Supplied records
———

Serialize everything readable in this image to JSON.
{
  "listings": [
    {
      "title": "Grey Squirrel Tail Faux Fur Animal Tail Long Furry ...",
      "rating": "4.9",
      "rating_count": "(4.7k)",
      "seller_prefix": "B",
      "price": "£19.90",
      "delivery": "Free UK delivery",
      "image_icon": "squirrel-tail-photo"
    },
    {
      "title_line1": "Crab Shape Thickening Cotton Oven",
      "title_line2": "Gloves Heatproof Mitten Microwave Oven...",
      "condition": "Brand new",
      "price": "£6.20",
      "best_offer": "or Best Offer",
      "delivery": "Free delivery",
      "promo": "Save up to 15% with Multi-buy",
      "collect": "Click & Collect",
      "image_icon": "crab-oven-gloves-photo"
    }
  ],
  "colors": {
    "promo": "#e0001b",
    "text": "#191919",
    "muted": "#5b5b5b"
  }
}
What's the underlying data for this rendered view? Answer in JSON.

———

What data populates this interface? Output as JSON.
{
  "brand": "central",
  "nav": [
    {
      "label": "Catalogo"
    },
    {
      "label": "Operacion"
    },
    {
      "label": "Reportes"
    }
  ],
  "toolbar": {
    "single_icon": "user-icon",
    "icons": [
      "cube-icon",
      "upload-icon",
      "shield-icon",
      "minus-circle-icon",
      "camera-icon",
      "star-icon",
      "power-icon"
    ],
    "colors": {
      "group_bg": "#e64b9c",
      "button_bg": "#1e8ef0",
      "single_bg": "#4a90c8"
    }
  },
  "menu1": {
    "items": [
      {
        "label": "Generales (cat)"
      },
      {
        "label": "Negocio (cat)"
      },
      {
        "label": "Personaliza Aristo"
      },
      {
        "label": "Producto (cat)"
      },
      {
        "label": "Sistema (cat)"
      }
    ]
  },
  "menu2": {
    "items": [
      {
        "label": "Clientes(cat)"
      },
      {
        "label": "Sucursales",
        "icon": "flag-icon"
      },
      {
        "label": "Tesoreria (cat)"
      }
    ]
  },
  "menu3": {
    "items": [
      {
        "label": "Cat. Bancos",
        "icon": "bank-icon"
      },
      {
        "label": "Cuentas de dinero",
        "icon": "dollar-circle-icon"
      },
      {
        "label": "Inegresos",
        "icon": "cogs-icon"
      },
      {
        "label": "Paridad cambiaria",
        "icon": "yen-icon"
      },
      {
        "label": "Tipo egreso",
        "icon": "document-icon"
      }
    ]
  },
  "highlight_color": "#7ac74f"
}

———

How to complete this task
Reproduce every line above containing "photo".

Answer to this problem
      "image_icon": "squirrel-tail-photo"
      "image_icon": "crab-oven-gloves-photo"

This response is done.